:: Exercise details ::
Search the records for the string "code" and copy every line where it turns up.

:: Entries from a dataset of interfaces ::
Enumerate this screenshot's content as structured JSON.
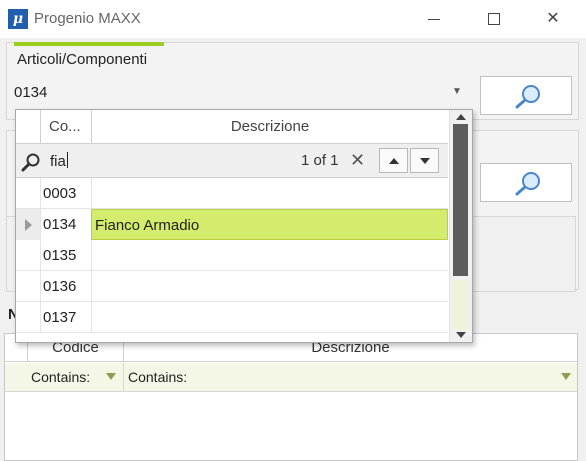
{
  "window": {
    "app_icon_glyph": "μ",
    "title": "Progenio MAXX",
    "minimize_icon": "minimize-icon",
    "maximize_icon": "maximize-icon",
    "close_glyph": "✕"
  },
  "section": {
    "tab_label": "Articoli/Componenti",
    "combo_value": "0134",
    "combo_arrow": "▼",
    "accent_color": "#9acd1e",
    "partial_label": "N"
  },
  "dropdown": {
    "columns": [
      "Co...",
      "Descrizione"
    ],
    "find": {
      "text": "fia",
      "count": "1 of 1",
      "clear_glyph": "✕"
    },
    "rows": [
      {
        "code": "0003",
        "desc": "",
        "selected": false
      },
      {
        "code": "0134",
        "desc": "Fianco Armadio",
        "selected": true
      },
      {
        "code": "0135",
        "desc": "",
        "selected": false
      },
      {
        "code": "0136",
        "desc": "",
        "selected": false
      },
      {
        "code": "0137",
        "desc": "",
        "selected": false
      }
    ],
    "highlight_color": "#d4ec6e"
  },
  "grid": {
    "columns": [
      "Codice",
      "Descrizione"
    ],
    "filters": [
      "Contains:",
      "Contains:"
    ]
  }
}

:: Task response ::
        "code": "0003",
        "code": "0134",
        "code": "0135",
        "code": "0136",
        "code": "0137",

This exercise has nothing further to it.